Work instructions:
Where a picture occurs in the data, omit it, and copy all remaining data exactly.
Segment Start: Exercise data
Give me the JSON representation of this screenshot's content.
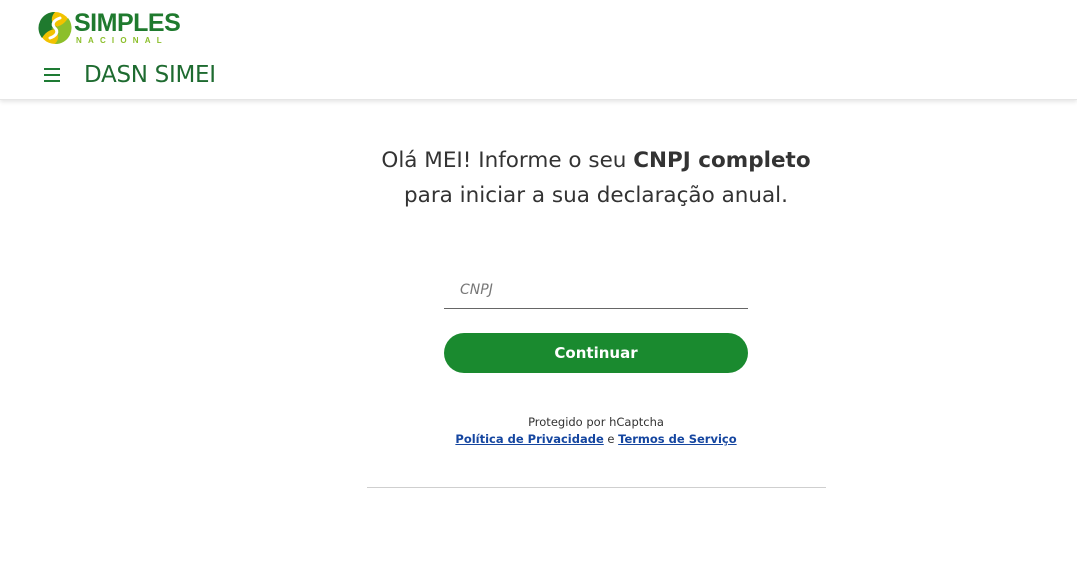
{
  "brand": {
    "name": "SIMPLES",
    "subtitle": "NACIONAL",
    "colors": {
      "dark_green": "#1f7a2e",
      "light_green": "#8cbf2b",
      "yellow": "#f2c200"
    }
  },
  "header": {
    "menu_icon": "hamburger-menu-icon",
    "title": "DASN SIMEI"
  },
  "main": {
    "headline_part1": "Olá MEI! Informe o seu ",
    "headline_bold": "CNPJ completo",
    "headline_part2": "para iniciar a sua declaração anual.",
    "cnpj_field": {
      "placeholder": "CNPJ",
      "value": ""
    },
    "continue_label": "Continuar",
    "button_color": "#1a8a2f"
  },
  "captcha": {
    "protected_text": "Protegido por hCaptcha",
    "privacy_link": "Política de Privacidade",
    "conjunction": " e ",
    "terms_link": "Termos de Serviço",
    "link_color": "#1546a0"
  }
}
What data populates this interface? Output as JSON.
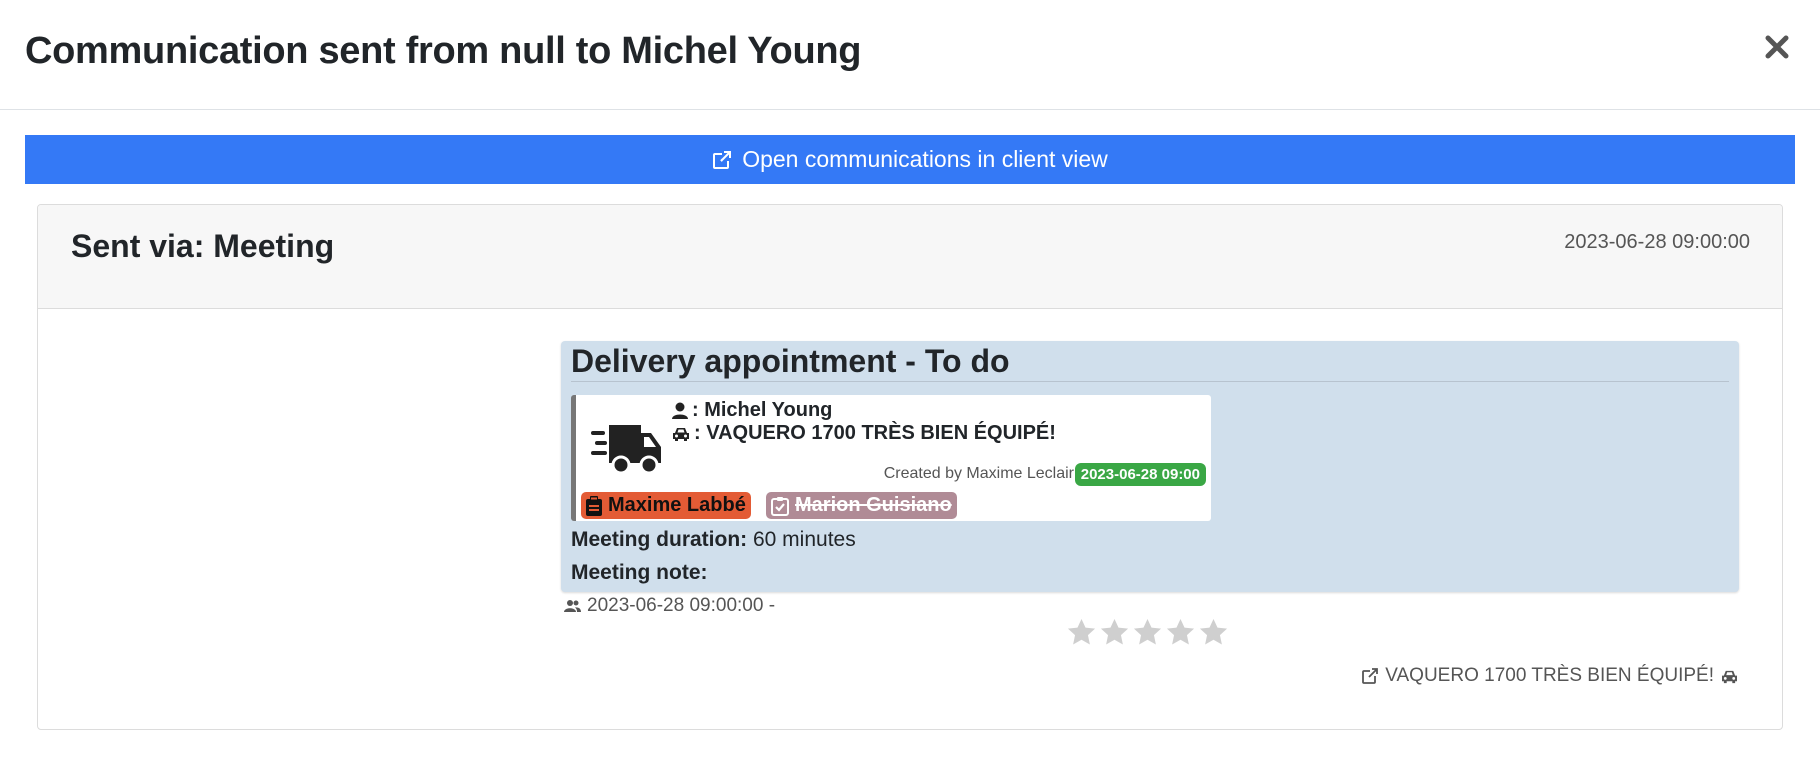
{
  "modal": {
    "title": "Communication sent from null to Michel Young"
  },
  "open_bar": {
    "label": "Open communications in client view"
  },
  "card": {
    "sent_via": "Sent via: Meeting",
    "sent_date": "2023-06-28 09:00:00"
  },
  "task": {
    "title": "Delivery appointment - To do",
    "client_name": ": Michel Young",
    "vehicle_name": ": VAQUERO 1700 TRÈS BIEN ÉQUIPÉ!",
    "created_by": "Created by Maxime Leclair",
    "created_date": "2023-06-28 09:00",
    "assignee_primary": "Maxime Labbé",
    "assignee_secondary": "Marion Guisiano",
    "duration_label": "Meeting duration:",
    "duration_value": " 60 minutes",
    "note_label": "Meeting note:",
    "note_value": ""
  },
  "footer": {
    "timestamp": "2023-06-28 09:00:00 -",
    "rating": 0,
    "rating_max": 5,
    "vehicle_link": "VAQUERO 1700 TRÈS BIEN ÉQUIPÉ!"
  },
  "icons": {
    "close": "close-icon",
    "external_link": "external-link-icon",
    "truck": "truck-icon",
    "user": "user-icon",
    "car": "car-icon",
    "clipboard": "clipboard-icon",
    "checkbox": "checkbox-icon",
    "users": "users-icon",
    "star": "star-icon"
  },
  "colors": {
    "primary": "#3479f6",
    "task_bg": "#d0dfec",
    "success": "#3aa745",
    "assignee_primary": "#e35b35",
    "assignee_secondary": "#b08b96",
    "star_empty": "#cfcfcf"
  }
}
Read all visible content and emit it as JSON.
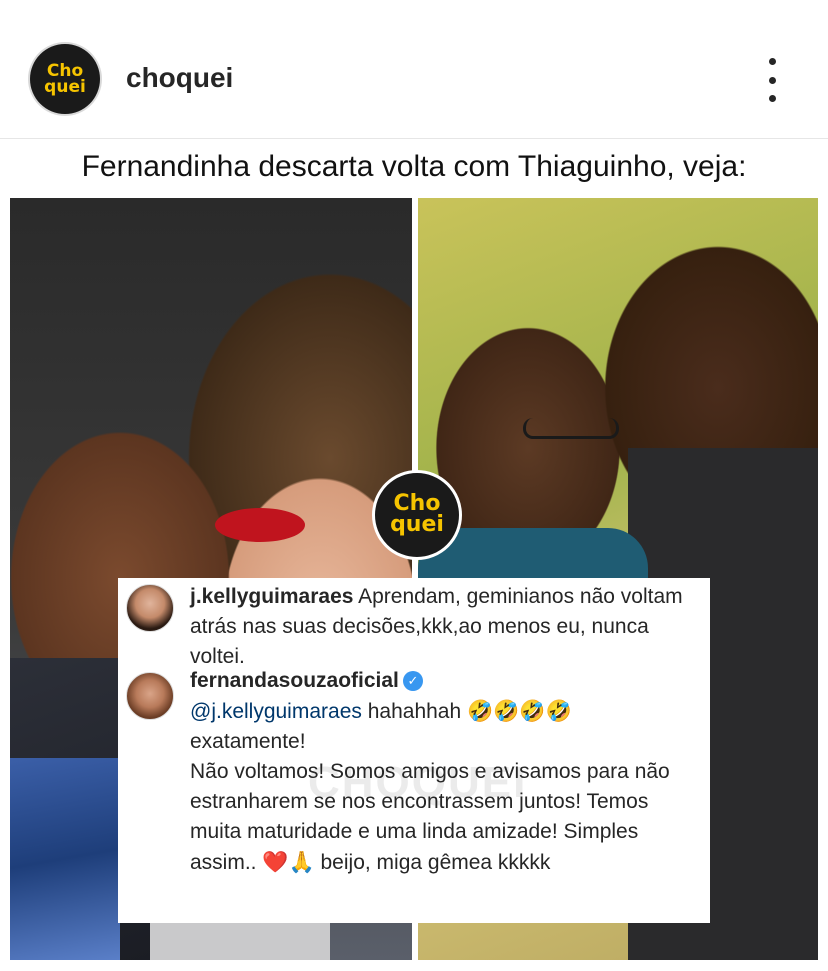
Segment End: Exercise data
Answer space:
Give me the JSON representation of this screenshot's content.
{
  "brand": {
    "name": "SIMPLES",
    "subtitle": "NACIONAL",
    "colors": {
      "dark_green": "#1f7a2e",
      "light_green": "#8cbf2b",
      "yellow": "#f2c200"
    }
  },
  "header": {
    "menu_icon": "hamburger-menu-icon",
    "title": "DASN SIMEI"
  },
  "main": {
    "headline_part1": "Olá MEI! Informe o seu ",
    "headline_bold": "CNPJ completo",
    "headline_part2": "para iniciar a sua declaração anual.",
    "cnpj_field": {
      "placeholder": "CNPJ",
      "value": ""
    },
    "continue_label": "Continuar",
    "button_color": "#1a8a2f"
  },
  "captcha": {
    "protected_text": "Protegido por hCaptcha",
    "privacy_link": "Política de Privacidade",
    "conjunction": " e ",
    "terms_link": "Termos de Serviço",
    "link_color": "#1546a0"
  }
}
What data populates this interface? Output as JSON.
{
  "modal": {
    "title": "Communication sent from null to Michel Young"
  },
  "open_bar": {
    "label": "Open communications in client view"
  },
  "card": {
    "sent_via": "Sent via: Meeting",
    "sent_date": "2023-06-28 09:00:00"
  },
  "task": {
    "title": "Delivery appointment - To do",
    "client_name": ": Michel Young",
    "vehicle_name": ": VAQUERO 1700 TRÈS BIEN ÉQUIPÉ!",
    "created_by": "Created by Maxime Leclair",
    "created_date": "2023-06-28 09:00",
    "assignee_primary": "Maxime Labbé",
    "assignee_secondary": "Marion Guisiano",
    "duration_label": "Meeting duration:",
    "duration_value": " 60 minutes",
    "note_label": "Meeting note:",
    "note_value": ""
  },
  "footer": {
    "timestamp": "2023-06-28 09:00:00 -",
    "rating": 0,
    "rating_max": 5,
    "vehicle_link": "VAQUERO 1700 TRÈS BIEN ÉQUIPÉ!"
  },
  "icons": {
    "close": "close-icon",
    "external_link": "external-link-icon",
    "truck": "truck-icon",
    "user": "user-icon",
    "car": "car-icon",
    "clipboard": "clipboard-icon",
    "checkbox": "checkbox-icon",
    "users": "users-icon",
    "star": "star-icon"
  },
  "colors": {
    "primary": "#3479f6",
    "task_bg": "#d0dfec",
    "success": "#3aa745",
    "assignee_primary": "#e35b35",
    "assignee_secondary": "#b08b96",
    "star_empty": "#cfcfcf"
  }
}
Read all visible content and emit it as JSON.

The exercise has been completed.